Monday, August 25, 2008

Kein Komment

Monday, August 11, 2008

Mahmoud Darwish (1941-2008)

Standing here. Sitting here. Always here. Eternally here,
we have one aim and one aim only: to continue to be.
Beyond that aim we differ in all.
We differ on the form of the national flag (we would have done well if we had chosen o living heart of mine, the symbol of a simple mule).
We differ on the words of the new anthem
(we would have done well to choose a song on the marriage of doves).
We differ on the duties of women
(we would have done well to choose a woman to run the security services).
We differ on proportions, public and private.
We differ on everything. We have one aim: to continue to be.
After fulfilling this aim, we will have time for other choices.

From State of Siege.

Monday, August 04, 2008

Curriculum mortis

One of the more pervasive phenomena in the current cod-neoliberal academic dispensation is CV inflation: as available jobs dwindle down to Kafkian levels of postponement and implausibility, the miserable Träger of academic capital are obliged not just to overfulfil the plan, but to record - with the exacting eye of a Big Other meting out his next-to-last judgment - every single one of their productive acts. The only sins are sins of ommission. It is not that we have moved beyond measure, far from it, rather that, to paraphrase Badiou, the distance between academic representation and intellectual presentation is immesurable - precisely because acts of measuring are everywhere. In this sense, the passage from the RAE to the REF, from periodic and measured measurement (however skewed, prejudiced and instrumental to various hierarchies and supremacies) to permanent and ubiquitous measurement cannot but result in a kind of Stakhanovism of immaterial labour, which like its Stalinist forebear exceeds all rationales of instrumentality, and cannot but generate a permanent undercurrent of debilitating anxiety (since there is no standard, no amount of work will ever make you safe).

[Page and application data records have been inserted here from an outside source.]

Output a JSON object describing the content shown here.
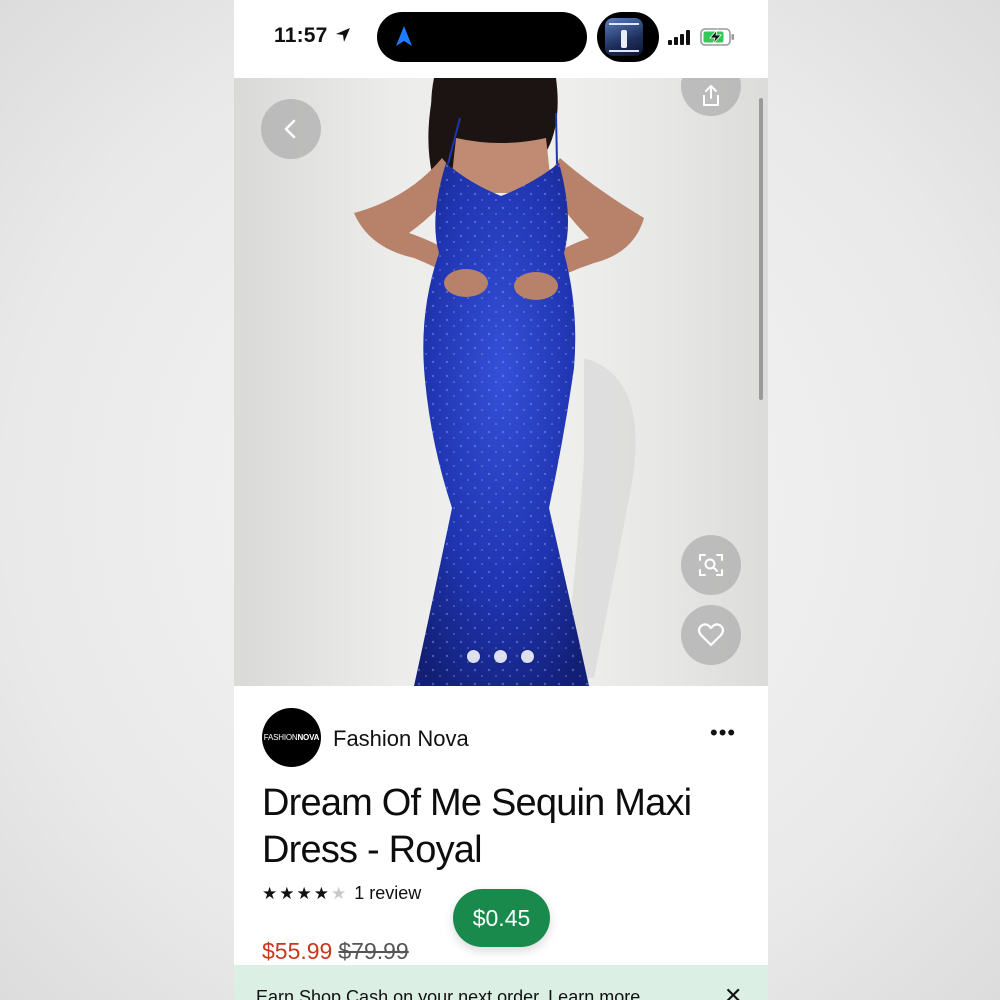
{
  "status_bar": {
    "time": "11:57",
    "icons": [
      "location-arrow-icon",
      "cellular-signal-icon",
      "battery-charging-icon"
    ],
    "island_icon": "navigation-arrow-icon",
    "now_playing_art": "album-art"
  },
  "hero": {
    "buttons": [
      "back-chevron-icon",
      "share-icon",
      "visual-search-icon",
      "heart-icon"
    ],
    "image_count": 3,
    "dress_color": "#1f34b0"
  },
  "shop": {
    "logo_text_light": "FASHION",
    "logo_text_bold": "NOVA",
    "name": "Fashion Nova",
    "more_label": "•••"
  },
  "product": {
    "title": "Dream Of Me Sequin Maxi Dress - Royal",
    "rating_stars": 4,
    "rating_max": 5,
    "review_text": "1 review",
    "price_sale": "$55.99",
    "price_original": "$79.99"
  },
  "cash_badge": {
    "label": "$0.45",
    "color": "#1a8a4c"
  },
  "banner": {
    "text": "Earn Shop Cash on your next order. Learn more",
    "close_label": "✕",
    "background": "#dcefe4"
  }
}
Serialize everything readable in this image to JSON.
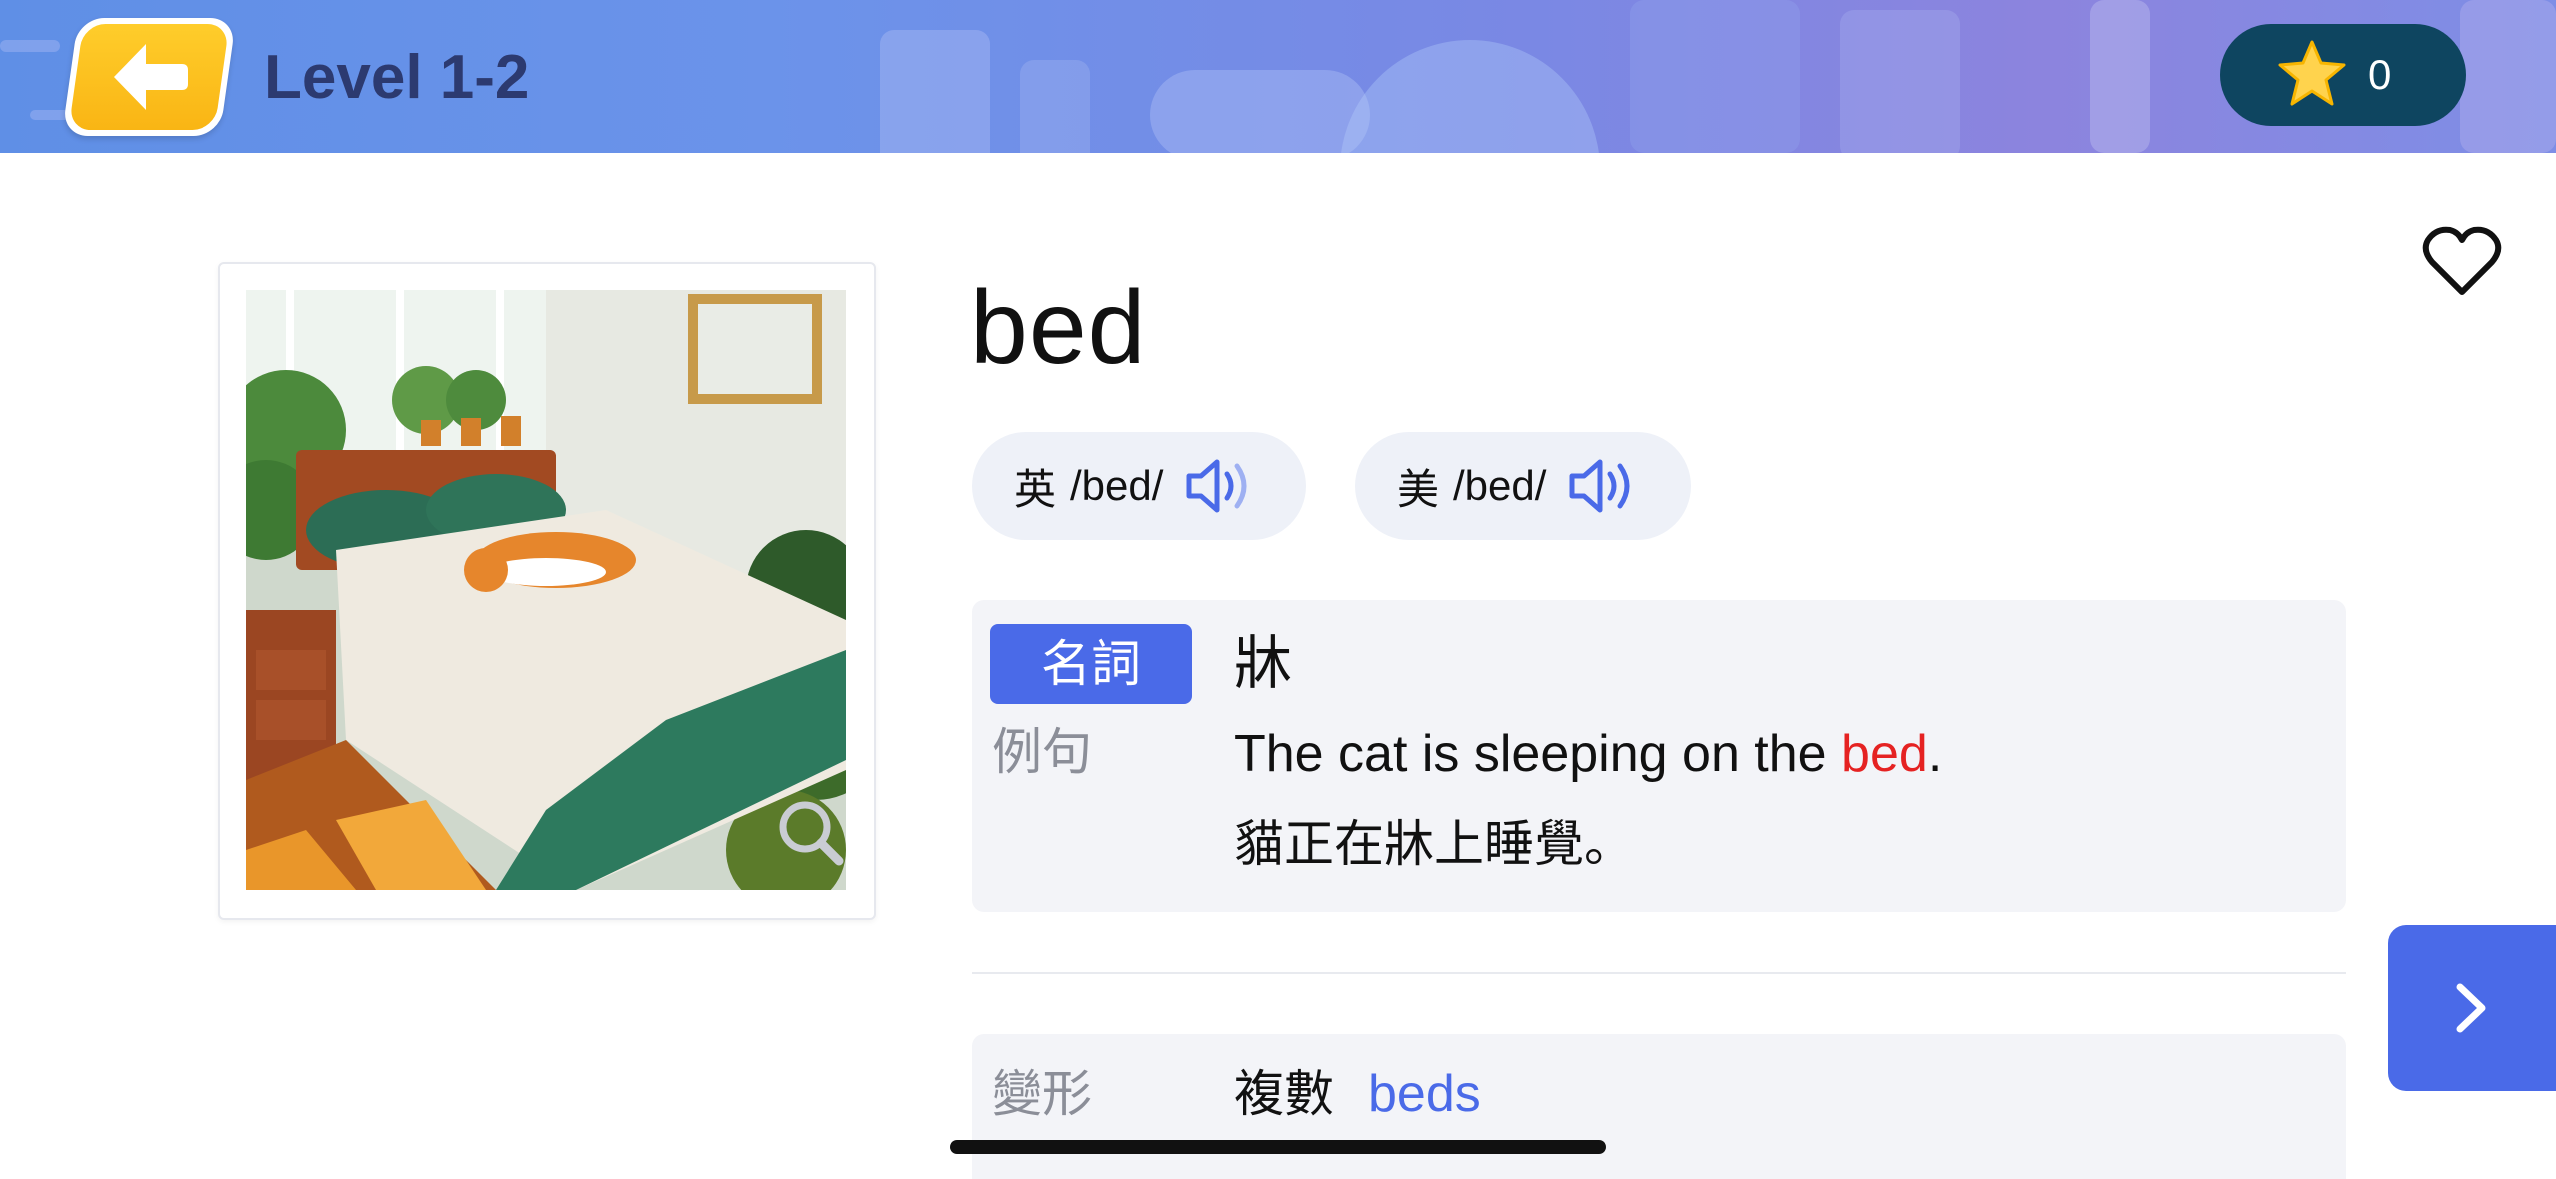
{
  "header": {
    "back_icon": "arrow-left-icon",
    "level_title": "Level 1-2",
    "star_icon": "star-icon",
    "star_count": "0"
  },
  "image_card": {
    "image_description_icon": "bed-with-cat-illustration",
    "zoom_icon": "magnifier-icon"
  },
  "word": {
    "text": "bed",
    "favorite_icon": "heart-outline-icon"
  },
  "pronunciations": [
    {
      "region": "英",
      "ipa": "/bed/",
      "icon": "speaker-icon"
    },
    {
      "region": "美",
      "ipa": "/bed/",
      "icon": "speaker-icon"
    }
  ],
  "definition": {
    "pos": "名詞",
    "meaning": "牀",
    "example_label": "例句",
    "example_en_before": "The cat is sleeping on the ",
    "example_en_highlight": "bed",
    "example_en_after": ".",
    "example_zh": "貓正在牀上睡覺。"
  },
  "inflection": {
    "label": "變形",
    "type": "複數",
    "value": "beds"
  },
  "next_button": {
    "icon": "chevron-right-icon"
  },
  "colors": {
    "accent": "#4a6ae8",
    "highlight": "#e52222",
    "star_pill": "#0e4560",
    "back_button": "#f9b514"
  }
}
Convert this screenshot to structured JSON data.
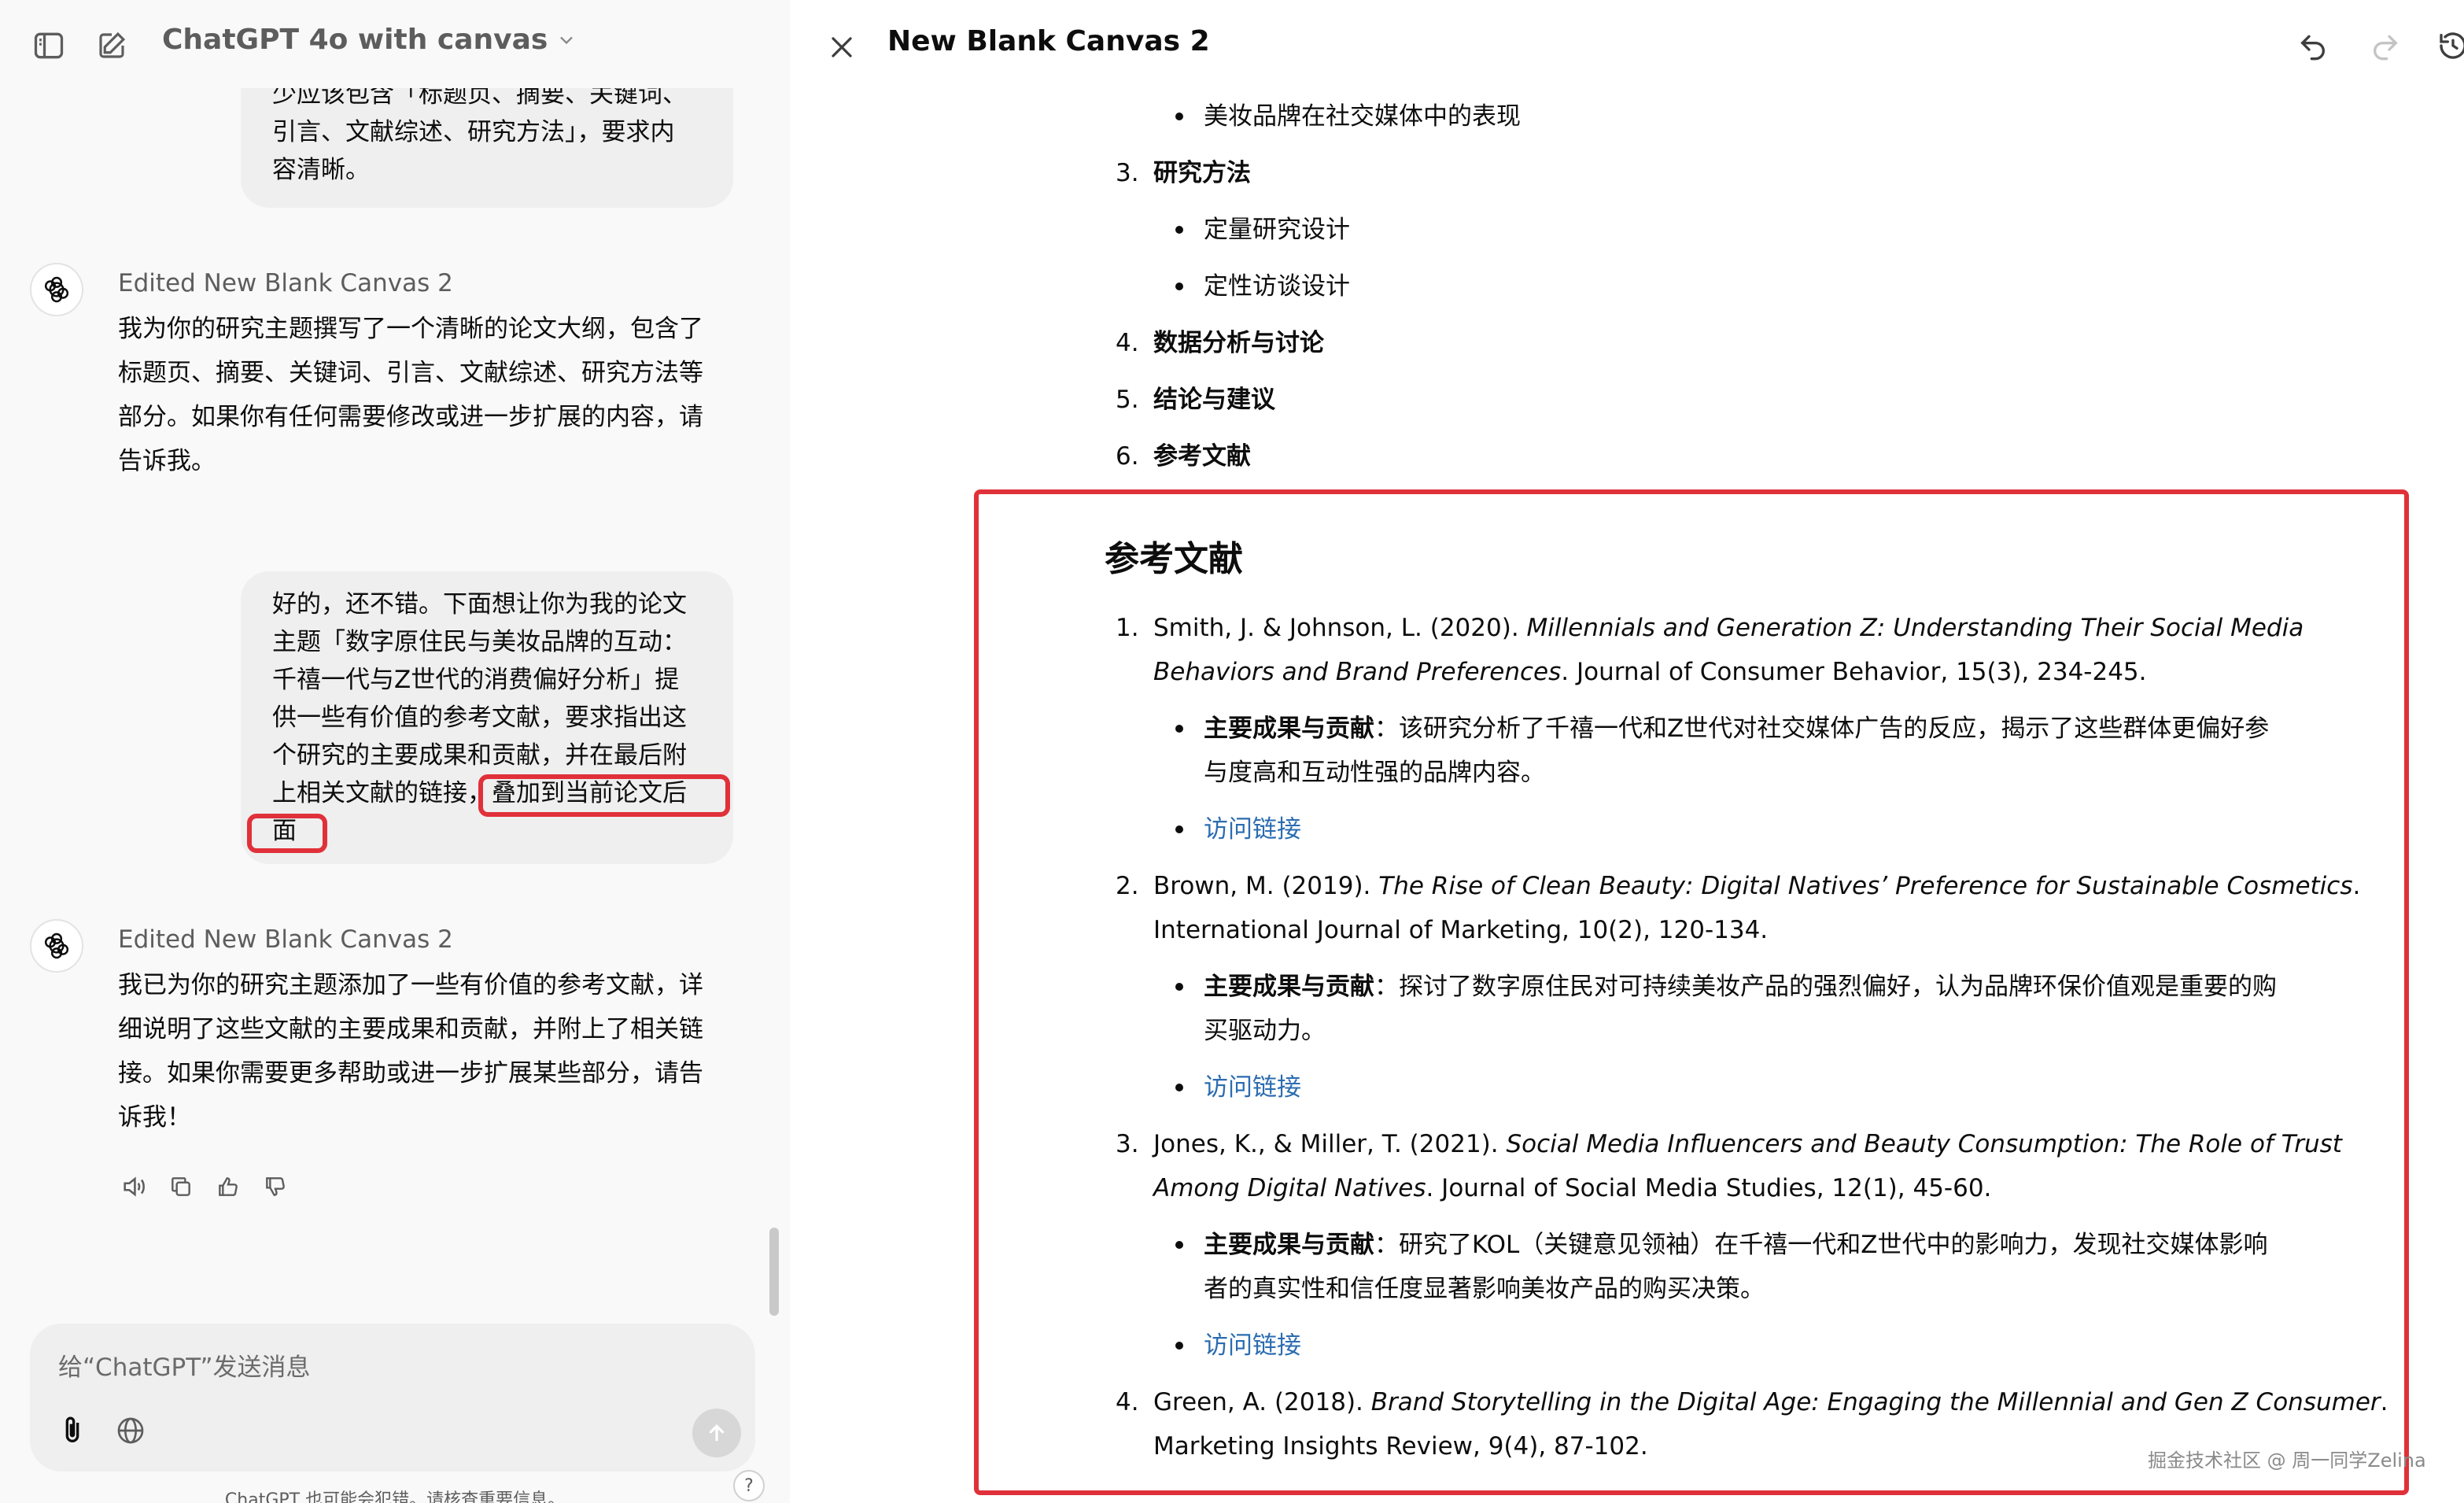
{
  "sidebar_header": {
    "model_title": "ChatGPT 4o with canvas",
    "icons": [
      "sidebar-toggle-icon",
      "new-chat-icon",
      "chevron-down-icon"
    ]
  },
  "chat": {
    "user_message_1_lines": [
      "少应该包含「标题页、摘要、关键词、",
      "引言、文献综述、研究方法」，要求内",
      "容清晰。"
    ],
    "assistant_1": {
      "edited": "Edited New Blank Canvas 2",
      "lines": [
        "我为你的研究主题撰写了一个清晰的论文大纲，包含了",
        "标题页、摘要、关键词、引言、文献综述、研究方法等",
        "部分。如果你有任何需要修改或进一步扩展的内容，请",
        "告诉我。"
      ]
    },
    "user_message_2_lines": [
      "好的，还不错。下面想让你为我的论文",
      "主题「数字原住民与美妆品牌的互动：",
      "千禧一代与Z世代的消费偏好分析」提",
      "供一些有价值的参考文献，要求指出这",
      "个研究的主要成果和贡献，并在最后附",
      "上相关文献的链接，叠加到当前论文后",
      "面"
    ],
    "assistant_2": {
      "edited": "Edited New Blank Canvas 2",
      "lines": [
        "我已为你的研究主题添加了一些有价值的参考文献，详",
        "细说明了这些文献的主要成果和贡献，并附上了相关链",
        "接。如果你需要更多帮助或进一步扩展某些部分，请告",
        "诉我！"
      ]
    },
    "action_icons": [
      "read-aloud-icon",
      "copy-icon",
      "thumbs-up-icon",
      "thumbs-down-icon"
    ]
  },
  "composer": {
    "placeholder": "给“ChatGPT”发送消息",
    "disclaimer": "ChatGPT 也可能会犯错。请核查重要信息。",
    "help": "?"
  },
  "canvas": {
    "title": "New Blank Canvas 2",
    "header_icons": [
      "close-icon",
      "undo-icon",
      "redo-icon",
      "history-icon"
    ],
    "outline": {
      "bullet_top": "美妆品牌在社交媒体中的表现",
      "items": [
        {
          "num": "3.",
          "label": "研究方法",
          "bullets": [
            "定量研究设计",
            "定性访谈设计"
          ]
        },
        {
          "num": "4.",
          "label": "数据分析与讨论"
        },
        {
          "num": "5.",
          "label": "结论与建议"
        },
        {
          "num": "6.",
          "label": "参考文献"
        }
      ]
    },
    "references": {
      "heading": "参考文献",
      "contrib_label": "主要成果与贡献",
      "colon": "：",
      "link_label": "访问链接",
      "items": [
        {
          "num": "1.",
          "authors": "Smith, J. & Johnson, L. (2020). ",
          "title_line1": "Millennials and Generation Z: Understanding Their Social Media",
          "title_line2": "Behaviors and Brand Preferences",
          "source": ". Journal of Consumer Behavior, 15(3), 234-245.",
          "contrib_line1": "该研究分析了千禧一代和Z世代对社交媒体广告的反应，揭示了这些群体更偏好参",
          "contrib_line2": "与度高和互动性强的品牌内容。"
        },
        {
          "num": "2.",
          "authors": "Brown, M. (2019). ",
          "title_line1": "The Rise of Clean Beauty: Digital Natives’ Preference for Sustainable Cosmetics",
          "source_line1": ".",
          "source_line2": "International Journal of Marketing, 10(2), 120-134.",
          "contrib_line1": "探讨了数字原住民对可持续美妆产品的强烈偏好，认为品牌环保价值观是重要的购",
          "contrib_line2": "买驱动力。"
        },
        {
          "num": "3.",
          "authors": "Jones, K., & Miller, T. (2021). ",
          "title_line1": "Social Media Influencers and Beauty Consumption: The Role of Trust",
          "title_line2": "Among Digital Natives",
          "source": ". Journal of Social Media Studies, 12(1), 45-60.",
          "contrib_line1": "研究了KOL（关键意见领袖）在千禧一代和Z世代中的影响力，发现社交媒体影响",
          "contrib_line2": "者的真实性和信任度显著影响美妆产品的购买决策。"
        },
        {
          "num": "4.",
          "authors": "Green, A. (2018). ",
          "title_line1": "Brand Storytelling in the Digital Age: Engaging the Millennial and Gen Z Consumer",
          "source_line1": ".",
          "source_line2": "Marketing Insights Review, 9(4), 87-102."
        }
      ]
    }
  },
  "watermark": "掘金技术社区 @ 周一同学Zelina"
}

As Lyotard presciently noted in Libidinal Economy (courtesy of No Useless Leniency):

Are we, intellectual sirs, not actively or passively 'producing' more and more words, more books, more articles, ceaselessly refilling the pot-boiler of speech, gorging ourselves on it rather, seizing books and 'experiences', to metamorphose them as quickly as possible into other words, plugging us in here, being plugged in there, just like Mina on her blue squared oilcloth, extending the marker and the trade in words of course, but also multiplying the chances of jouissance, scraping up intensities wherever possible, and never being sufficiently dead, for we too are required to go from the forty to the hundred a day, and we will never play the whore enough, we will never be dead enough.

This pathology (not absent from the very act of describing it, bien sur) is especially evident when we experience, sometimes painfully, the gap between the CV & its mortal bearer. The question that creeps up on you is: why do we still need these imperfect bodies, with their nervous stuttering unease? Why this not-so-vanishing mediator between CV and power-point?

In one of his most remarkable texts, 'Historical Materialism', in Il Ricordo del Presente, Paolo Virno comments on Marx's insight that capital seeks in the worker the only thing that it cannot advance itself: non-objectified labour, labour which is still objectifying itself, labour as subjectivity.

Each time that it seeks to procure labour power, capital runs into a living body. This last, in itself, does not count for anything from an economic perspective, but is the ineliminable tabernacle of what certainly does matter: "labour as subjectivity". The living body, without any dowry other than pure vitality, becomes the substrate for productive capacity, the tangible sign for productive capacity, the objective simulacrum of non-objectified labour. If money is the universal representative of exchange value, life is the extrinsic equivalent of the only use value "not materialized in a product". ... Saying that, there remains the crucial question: why is life as such taken charge of and governed? The answer is unequivocal: because it forms the substratum time of a faculty, labour power, which possess the autonomous consistency of a use value. The productivity of labour in act is not in play here, but rather the exchangeability of the potential for labour. By being bought and sold, this potentiality carries the receptacle from which it is inseparable, that is, the living body; more, it shows itself as an accomplished object of knowledge and government (of innumerable and differentiated strategies of power). It remains clear that life, taken as the generic substratum of potentiality, is an amorphous life, reduced to a few essential metahistoric traits. Biopolitics is a particular and derivative aspect of the inscription of metahistory in the field of empirical phenomena; an inscription, we know, that historically distinguishes capitalism.

Rather than a straightforward locus of reappropriation or sensuous expression, the body becomes a privileged placed on which to read the abstract inscriptions and very real pathologies that characterise capital's penal colony. And perhaps among the reasons to struggle against the horror, discomfort and mediocrity wreaked by the current forms of abstractions is also the fact that they force us into such embarrassing and confounding experiences of our own bodies, our own lives, our own potentialities as inhabited by the undead compulsion to overproduce.

Saturday, August 02, 2008

Marxism and Religion

"To help work for Marxism would be to repay our gratitude to Buddha for his suffering in all his aeons of existences for the benefit of mankind."

- U Nu